Start of INFORMATION GIVEN
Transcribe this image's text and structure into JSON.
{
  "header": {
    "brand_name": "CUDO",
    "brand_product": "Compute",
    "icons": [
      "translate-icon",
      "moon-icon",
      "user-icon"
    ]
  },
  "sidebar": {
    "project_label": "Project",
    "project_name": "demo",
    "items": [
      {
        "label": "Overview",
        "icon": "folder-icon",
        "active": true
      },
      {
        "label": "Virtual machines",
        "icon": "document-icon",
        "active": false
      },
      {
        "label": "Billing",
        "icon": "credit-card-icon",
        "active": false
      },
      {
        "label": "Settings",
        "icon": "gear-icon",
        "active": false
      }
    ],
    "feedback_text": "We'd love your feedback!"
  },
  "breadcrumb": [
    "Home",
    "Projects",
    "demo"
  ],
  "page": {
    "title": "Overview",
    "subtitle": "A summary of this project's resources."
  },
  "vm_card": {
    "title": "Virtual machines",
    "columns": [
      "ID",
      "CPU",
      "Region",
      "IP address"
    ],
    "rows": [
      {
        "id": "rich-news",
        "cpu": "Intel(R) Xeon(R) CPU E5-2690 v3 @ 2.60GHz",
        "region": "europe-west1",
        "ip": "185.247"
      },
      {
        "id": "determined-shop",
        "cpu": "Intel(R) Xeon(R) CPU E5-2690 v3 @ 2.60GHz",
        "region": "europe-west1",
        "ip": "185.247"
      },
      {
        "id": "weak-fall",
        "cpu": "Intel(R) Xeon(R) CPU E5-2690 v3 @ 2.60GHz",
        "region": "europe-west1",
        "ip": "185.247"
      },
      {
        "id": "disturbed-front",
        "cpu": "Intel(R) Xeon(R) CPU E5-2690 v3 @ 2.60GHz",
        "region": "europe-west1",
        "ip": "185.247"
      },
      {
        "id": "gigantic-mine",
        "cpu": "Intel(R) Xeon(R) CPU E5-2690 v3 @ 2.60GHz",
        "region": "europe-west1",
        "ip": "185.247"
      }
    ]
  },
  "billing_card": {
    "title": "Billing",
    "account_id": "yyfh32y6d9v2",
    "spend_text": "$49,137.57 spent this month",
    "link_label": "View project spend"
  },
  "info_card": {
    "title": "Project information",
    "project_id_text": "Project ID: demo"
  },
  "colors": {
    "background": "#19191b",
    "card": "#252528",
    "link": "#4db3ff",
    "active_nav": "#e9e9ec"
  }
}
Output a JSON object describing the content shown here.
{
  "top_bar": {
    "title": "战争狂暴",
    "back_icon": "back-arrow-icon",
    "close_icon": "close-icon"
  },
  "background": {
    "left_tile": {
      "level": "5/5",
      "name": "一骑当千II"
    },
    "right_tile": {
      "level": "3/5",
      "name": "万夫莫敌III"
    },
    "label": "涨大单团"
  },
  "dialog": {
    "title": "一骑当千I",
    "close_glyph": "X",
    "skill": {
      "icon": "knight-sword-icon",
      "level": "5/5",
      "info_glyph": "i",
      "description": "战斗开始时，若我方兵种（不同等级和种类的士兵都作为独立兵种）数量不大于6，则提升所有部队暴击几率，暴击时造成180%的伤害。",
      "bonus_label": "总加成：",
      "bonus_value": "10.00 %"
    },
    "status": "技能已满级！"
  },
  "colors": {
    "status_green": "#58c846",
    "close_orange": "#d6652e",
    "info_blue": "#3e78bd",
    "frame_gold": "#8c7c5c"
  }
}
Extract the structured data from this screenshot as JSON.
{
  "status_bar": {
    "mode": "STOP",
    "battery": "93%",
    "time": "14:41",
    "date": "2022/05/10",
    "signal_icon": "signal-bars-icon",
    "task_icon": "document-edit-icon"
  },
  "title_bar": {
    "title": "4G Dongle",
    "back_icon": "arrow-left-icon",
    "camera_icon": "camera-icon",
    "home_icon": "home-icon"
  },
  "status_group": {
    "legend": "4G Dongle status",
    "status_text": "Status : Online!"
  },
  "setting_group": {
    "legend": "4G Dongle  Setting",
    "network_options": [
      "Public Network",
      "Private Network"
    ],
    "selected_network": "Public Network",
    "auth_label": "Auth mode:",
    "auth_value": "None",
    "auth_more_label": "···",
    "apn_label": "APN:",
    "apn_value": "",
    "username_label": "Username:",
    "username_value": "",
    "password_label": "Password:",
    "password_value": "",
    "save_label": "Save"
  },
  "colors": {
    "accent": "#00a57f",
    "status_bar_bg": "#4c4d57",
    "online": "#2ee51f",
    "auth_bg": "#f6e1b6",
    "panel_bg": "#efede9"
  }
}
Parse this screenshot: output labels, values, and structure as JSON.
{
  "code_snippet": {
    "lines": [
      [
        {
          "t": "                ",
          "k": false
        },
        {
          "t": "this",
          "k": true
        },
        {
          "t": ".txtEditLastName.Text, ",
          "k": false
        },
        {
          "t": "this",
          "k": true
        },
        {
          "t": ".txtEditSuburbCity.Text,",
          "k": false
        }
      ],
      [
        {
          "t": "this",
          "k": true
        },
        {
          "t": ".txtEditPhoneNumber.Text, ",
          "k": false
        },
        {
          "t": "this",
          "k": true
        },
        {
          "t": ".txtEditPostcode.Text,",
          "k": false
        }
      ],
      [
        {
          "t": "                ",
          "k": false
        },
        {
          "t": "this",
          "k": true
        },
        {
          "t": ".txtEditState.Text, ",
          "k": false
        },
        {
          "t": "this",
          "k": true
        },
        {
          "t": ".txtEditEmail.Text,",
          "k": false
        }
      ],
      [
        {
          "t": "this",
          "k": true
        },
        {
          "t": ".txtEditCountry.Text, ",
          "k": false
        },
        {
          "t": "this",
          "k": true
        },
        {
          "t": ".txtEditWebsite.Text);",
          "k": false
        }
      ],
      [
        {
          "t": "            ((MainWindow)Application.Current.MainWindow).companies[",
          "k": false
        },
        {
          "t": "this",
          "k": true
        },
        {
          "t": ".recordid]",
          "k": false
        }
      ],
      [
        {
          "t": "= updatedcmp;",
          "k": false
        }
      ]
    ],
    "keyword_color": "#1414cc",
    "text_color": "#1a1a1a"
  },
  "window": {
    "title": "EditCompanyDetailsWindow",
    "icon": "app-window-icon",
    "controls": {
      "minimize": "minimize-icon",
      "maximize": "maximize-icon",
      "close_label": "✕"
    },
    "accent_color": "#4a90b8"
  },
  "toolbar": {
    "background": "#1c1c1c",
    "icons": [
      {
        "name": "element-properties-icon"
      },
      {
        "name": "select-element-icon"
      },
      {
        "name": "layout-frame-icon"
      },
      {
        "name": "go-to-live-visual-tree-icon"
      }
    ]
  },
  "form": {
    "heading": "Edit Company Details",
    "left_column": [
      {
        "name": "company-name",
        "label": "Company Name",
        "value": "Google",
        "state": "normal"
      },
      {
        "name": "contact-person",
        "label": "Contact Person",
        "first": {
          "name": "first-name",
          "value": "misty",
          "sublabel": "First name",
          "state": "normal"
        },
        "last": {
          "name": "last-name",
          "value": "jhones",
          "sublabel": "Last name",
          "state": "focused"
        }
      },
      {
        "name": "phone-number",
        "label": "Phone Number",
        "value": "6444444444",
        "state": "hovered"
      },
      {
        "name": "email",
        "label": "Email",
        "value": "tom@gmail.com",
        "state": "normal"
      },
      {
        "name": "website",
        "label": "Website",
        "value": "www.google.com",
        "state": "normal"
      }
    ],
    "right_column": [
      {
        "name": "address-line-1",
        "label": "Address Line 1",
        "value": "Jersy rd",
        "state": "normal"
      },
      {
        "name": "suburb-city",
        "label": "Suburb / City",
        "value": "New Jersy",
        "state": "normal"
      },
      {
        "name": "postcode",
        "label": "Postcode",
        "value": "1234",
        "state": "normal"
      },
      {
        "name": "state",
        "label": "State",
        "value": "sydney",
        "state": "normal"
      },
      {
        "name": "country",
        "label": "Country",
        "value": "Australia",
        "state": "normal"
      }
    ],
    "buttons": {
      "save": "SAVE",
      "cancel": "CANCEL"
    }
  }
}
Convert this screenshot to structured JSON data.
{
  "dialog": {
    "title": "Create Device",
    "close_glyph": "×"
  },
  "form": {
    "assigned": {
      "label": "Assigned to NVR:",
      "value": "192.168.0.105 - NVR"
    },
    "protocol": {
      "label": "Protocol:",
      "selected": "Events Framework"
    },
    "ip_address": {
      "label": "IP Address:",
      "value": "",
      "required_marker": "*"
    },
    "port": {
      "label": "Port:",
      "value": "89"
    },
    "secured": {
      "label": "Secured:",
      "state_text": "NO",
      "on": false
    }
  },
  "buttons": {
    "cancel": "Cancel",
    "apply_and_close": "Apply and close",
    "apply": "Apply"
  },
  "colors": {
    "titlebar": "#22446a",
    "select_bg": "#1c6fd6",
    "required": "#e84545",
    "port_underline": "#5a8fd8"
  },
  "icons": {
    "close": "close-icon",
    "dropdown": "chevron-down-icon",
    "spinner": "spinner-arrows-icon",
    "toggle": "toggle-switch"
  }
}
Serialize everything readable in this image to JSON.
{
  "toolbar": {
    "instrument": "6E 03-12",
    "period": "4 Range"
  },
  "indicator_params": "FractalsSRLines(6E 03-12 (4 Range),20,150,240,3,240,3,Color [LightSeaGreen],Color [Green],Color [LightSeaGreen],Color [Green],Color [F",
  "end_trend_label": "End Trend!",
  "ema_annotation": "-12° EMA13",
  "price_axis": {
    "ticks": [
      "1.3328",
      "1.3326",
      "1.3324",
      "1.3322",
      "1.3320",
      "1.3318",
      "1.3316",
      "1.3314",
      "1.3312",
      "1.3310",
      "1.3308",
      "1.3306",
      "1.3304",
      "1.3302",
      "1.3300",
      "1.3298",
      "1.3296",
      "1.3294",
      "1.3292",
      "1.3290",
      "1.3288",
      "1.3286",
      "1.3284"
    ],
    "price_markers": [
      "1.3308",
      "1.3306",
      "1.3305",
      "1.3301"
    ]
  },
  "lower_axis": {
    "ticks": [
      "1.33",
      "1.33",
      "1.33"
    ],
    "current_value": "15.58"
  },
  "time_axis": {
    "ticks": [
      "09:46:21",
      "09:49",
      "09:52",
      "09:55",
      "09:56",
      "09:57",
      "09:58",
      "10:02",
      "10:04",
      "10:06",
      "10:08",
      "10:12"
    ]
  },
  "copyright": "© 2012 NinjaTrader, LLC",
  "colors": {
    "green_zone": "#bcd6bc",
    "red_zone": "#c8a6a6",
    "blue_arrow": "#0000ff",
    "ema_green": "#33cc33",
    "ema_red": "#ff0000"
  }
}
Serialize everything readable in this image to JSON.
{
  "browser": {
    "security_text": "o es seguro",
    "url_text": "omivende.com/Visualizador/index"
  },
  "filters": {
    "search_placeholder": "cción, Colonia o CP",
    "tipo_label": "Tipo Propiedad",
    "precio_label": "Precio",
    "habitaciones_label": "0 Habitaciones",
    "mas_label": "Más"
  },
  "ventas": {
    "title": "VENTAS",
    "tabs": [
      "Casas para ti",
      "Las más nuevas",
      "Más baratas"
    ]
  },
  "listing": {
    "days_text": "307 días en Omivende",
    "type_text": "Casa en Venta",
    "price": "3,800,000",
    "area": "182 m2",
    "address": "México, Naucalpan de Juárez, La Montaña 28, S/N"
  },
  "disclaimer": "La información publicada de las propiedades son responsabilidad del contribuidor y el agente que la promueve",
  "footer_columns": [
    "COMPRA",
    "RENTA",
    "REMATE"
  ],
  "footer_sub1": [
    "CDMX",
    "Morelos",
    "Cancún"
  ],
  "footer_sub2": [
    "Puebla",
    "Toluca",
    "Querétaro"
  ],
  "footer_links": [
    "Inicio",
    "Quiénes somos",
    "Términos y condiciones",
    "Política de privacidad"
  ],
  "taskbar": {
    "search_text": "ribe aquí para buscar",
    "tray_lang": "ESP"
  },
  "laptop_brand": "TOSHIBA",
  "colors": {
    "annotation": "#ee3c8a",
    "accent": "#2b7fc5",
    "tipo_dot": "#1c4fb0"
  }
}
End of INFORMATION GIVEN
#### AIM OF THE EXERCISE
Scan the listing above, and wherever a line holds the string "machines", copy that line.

#### ANSWER TO THIS PROBLEM
        "label": "Virtual machines",
    "title": "Virtual machines",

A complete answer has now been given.